*** Begin section ***

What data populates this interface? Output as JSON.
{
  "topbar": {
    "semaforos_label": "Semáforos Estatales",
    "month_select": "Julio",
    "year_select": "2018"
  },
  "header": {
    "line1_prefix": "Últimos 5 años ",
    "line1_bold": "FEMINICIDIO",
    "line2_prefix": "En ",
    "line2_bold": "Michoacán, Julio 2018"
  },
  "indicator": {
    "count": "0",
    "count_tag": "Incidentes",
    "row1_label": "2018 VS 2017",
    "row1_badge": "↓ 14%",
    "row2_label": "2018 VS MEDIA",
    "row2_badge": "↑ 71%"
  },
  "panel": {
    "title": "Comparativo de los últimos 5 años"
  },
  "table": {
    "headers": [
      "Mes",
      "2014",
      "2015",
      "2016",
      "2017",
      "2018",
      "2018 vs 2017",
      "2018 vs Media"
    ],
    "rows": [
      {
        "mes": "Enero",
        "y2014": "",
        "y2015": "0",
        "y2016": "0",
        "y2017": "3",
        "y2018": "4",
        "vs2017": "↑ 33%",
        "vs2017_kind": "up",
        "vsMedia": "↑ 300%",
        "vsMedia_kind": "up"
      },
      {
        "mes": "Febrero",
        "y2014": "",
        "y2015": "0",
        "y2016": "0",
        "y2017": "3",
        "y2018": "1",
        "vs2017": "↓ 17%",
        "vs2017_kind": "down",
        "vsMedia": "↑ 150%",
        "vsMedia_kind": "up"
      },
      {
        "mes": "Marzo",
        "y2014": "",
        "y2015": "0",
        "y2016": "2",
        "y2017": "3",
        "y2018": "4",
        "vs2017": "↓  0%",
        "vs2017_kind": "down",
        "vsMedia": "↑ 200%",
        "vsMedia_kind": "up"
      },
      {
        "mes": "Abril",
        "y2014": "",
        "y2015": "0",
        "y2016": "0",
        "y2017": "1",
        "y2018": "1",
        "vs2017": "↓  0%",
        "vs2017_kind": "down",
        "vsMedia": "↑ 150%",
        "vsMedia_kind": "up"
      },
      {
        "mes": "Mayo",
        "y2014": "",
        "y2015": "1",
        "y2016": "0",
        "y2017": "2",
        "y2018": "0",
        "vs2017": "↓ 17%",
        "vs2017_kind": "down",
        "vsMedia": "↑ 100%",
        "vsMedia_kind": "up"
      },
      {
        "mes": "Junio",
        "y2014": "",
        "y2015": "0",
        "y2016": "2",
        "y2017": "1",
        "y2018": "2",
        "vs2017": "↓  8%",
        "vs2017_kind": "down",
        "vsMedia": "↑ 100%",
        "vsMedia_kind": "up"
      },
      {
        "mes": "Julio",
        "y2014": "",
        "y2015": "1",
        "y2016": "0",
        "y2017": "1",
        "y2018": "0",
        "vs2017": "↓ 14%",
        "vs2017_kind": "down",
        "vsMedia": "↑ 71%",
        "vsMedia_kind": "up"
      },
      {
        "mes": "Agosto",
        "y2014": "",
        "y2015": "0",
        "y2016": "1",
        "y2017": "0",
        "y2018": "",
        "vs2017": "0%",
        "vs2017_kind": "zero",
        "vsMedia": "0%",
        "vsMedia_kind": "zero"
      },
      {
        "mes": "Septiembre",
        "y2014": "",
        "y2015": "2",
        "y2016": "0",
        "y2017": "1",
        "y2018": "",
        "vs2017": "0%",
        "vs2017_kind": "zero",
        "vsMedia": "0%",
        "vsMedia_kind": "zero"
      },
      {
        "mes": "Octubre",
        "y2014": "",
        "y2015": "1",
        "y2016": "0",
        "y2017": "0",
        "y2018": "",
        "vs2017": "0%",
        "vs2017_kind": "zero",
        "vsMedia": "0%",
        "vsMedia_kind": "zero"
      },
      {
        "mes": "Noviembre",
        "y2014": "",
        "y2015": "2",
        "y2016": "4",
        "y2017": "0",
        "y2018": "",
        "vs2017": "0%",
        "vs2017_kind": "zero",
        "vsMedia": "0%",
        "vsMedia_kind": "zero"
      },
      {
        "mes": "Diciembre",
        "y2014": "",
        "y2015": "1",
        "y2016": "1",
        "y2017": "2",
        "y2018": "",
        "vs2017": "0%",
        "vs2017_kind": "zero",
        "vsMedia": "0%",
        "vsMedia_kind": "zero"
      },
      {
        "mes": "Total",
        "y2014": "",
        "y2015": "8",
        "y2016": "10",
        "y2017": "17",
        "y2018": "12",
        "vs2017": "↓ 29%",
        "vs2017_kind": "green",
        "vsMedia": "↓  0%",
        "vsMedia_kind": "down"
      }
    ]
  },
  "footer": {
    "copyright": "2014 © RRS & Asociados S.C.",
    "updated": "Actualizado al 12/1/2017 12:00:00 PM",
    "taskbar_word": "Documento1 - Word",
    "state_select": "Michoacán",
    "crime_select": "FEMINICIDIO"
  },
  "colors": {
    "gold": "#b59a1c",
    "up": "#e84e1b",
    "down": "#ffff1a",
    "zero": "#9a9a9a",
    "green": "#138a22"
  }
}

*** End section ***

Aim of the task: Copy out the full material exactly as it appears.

Solution to this problem:
What data populates this interface? Output as JSON.
{
  "topbar": {
    "semaforos_label": "Semáforos Estatales",
    "month_select": "Julio",
    "year_select": "2018"
  },
  "header": {
    "line1_prefix": "Últimos 5 años ",
    "line1_bold": "FEMINICIDIO",
    "line2_prefix": "En ",
    "line2_bold": "Michoacán, Julio 2018"
  },
  "indicator": {
    "count": "0",
    "count_tag": "Incidentes",
    "row1_label": "2018 VS 2017",
    "row1_badge": "↓ 14%",
    "row2_label": "2018 VS MEDIA",
    "row2_badge": "↑ 71%"
  },
  "panel": {
    "title": "Comparativo de los últimos 5 años"
  },
  "table": {
    "headers": [
      "Mes",
      "2014",
      "2015",
      "2016",
      "2017",
      "2018",
      "2018 vs 2017",
      "2018 vs Media"
    ],
    "rows": [
      {
        "mes": "Enero",
        "y2014": "",
        "y2015": "0",
        "y2016": "0",
        "y2017": "3",
        "y2018": "4",
        "vs2017": "↑ 33%",
        "vs2017_kind": "up",
        "vsMedia": "↑ 300%",
        "vsMedia_kind": "up"
      },
      {
        "mes": "Febrero",
        "y2014": "",
        "y2015": "0",
        "y2016": "0",
        "y2017": "3",
        "y2018": "1",
        "vs2017": "↓ 17%",
        "vs2017_kind": "down",
        "vsMedia": "↑ 150%",
        "vsMedia_kind": "up"
      },
      {
        "mes": "Marzo",
        "y2014": "",
        "y2015": "0",
        "y2016": "2",
        "y2017": "3",
        "y2018": "4",
        "vs2017": "↓  0%",
        "vs2017_kind": "down",
        "vsMedia": "↑ 200%",
        "vsMedia_kind": "up"
      },
      {
        "mes": "Abril",
        "y2014": "",
        "y2015": "0",
        "y2016": "0",
        "y2017": "1",
        "y2018": "1",
        "vs2017": "↓  0%",
        "vs2017_kind": "down",
        "vsMedia": "↑ 150%",
        "vsMedia_kind": "up"
      },
      {
        "mes": "Mayo",
        "y2014": "",
        "y2015": "1",
        "y2016": "0",
        "y2017": "2",
        "y2018": "0",
        "vs2017": "↓ 17%",
        "vs2017_kind": "down",
        "vsMedia": "↑ 100%",
        "vsMedia_kind": "up"
      },
      {
        "mes": "Junio",
        "y2014": "",
        "y2015": "0",
        "y2016": "2",
        "y2017": "1",
        "y2018": "2",
        "vs2017": "↓  8%",
        "vs2017_kind": "down",
        "vsMedia": "↑ 100%",
        "vsMedia_kind": "up"
      },
      {
        "mes": "Julio",
        "y2014": "",
        "y2015": "1",
        "y2016": "0",
        "y2017": "1",
        "y2018": "0",
        "vs2017": "↓ 14%",
        "vs2017_kind": "down",
        "vsMedia": "↑ 71%",
        "vsMedia_kind": "up"
      },
      {
        "mes": "Agosto",
        "y2014": "",
        "y2015": "0",
        "y2016": "1",
        "y2017": "0",
        "y2018": "",
        "vs2017": "0%",
        "vs2017_kind": "zero",
        "vsMedia": "0%",
        "vsMedia_kind": "zero"
      },
      {
        "mes": "Septiembre",
        "y2014": "",
        "y2015": "2",
        "y2016": "0",
        "y2017": "1",
        "y2018": "",
        "vs2017": "0%",
        "vs2017_kind": "zero",
        "vsMedia": "0%",
        "vsMedia_kind": "zero"
      },
      {
        "mes": "Octubre",
        "y2014": "",
        "y2015": "1",
        "y2016": "0",
        "y2017": "0",
        "y2018": "",
        "vs2017": "0%",
        "vs2017_kind": "zero",
        "vsMedia": "0%",
        "vsMedia_kind": "zero"
      },
      {
        "mes": "Noviembre",
        "y2014": "",
        "y2015": "2",
        "y2016": "4",
        "y2017": "0",
        "y2018": "",
        "vs2017": "0%",
        "vs2017_kind": "zero",
        "vsMedia": "0%",
        "vsMedia_kind": "zero"
      },
      {
        "mes": "Diciembre",
        "y2014": "",
        "y2015": "1",
        "y2016": "1",
        "y2017": "2",
        "y2018": "",
        "vs2017": "0%",
        "vs2017_kind": "zero",
        "vsMedia": "0%",
        "vsMedia_kind": "zero"
      },
      {
        "mes": "Total",
        "y2014": "",
        "y2015": "8",
        "y2016": "10",
        "y2017": "17",
        "y2018": "12",
        "vs2017": "↓ 29%",
        "vs2017_kind": "green",
        "vsMedia": "↓  0%",
        "vsMedia_kind": "down"
      }
    ]
  },
  "footer": {
    "copyright": "2014 © RRS & Asociados S.C.",
    "updated": "Actualizado al 12/1/2017 12:00:00 PM",
    "taskbar_word": "Documento1 - Word",
    "state_select": "Michoacán",
    "crime_select": "FEMINICIDIO"
  },
  "colors": {
    "gold": "#b59a1c",
    "up": "#e84e1b",
    "down": "#ffff1a",
    "zero": "#9a9a9a",
    "green": "#138a22"
  }
}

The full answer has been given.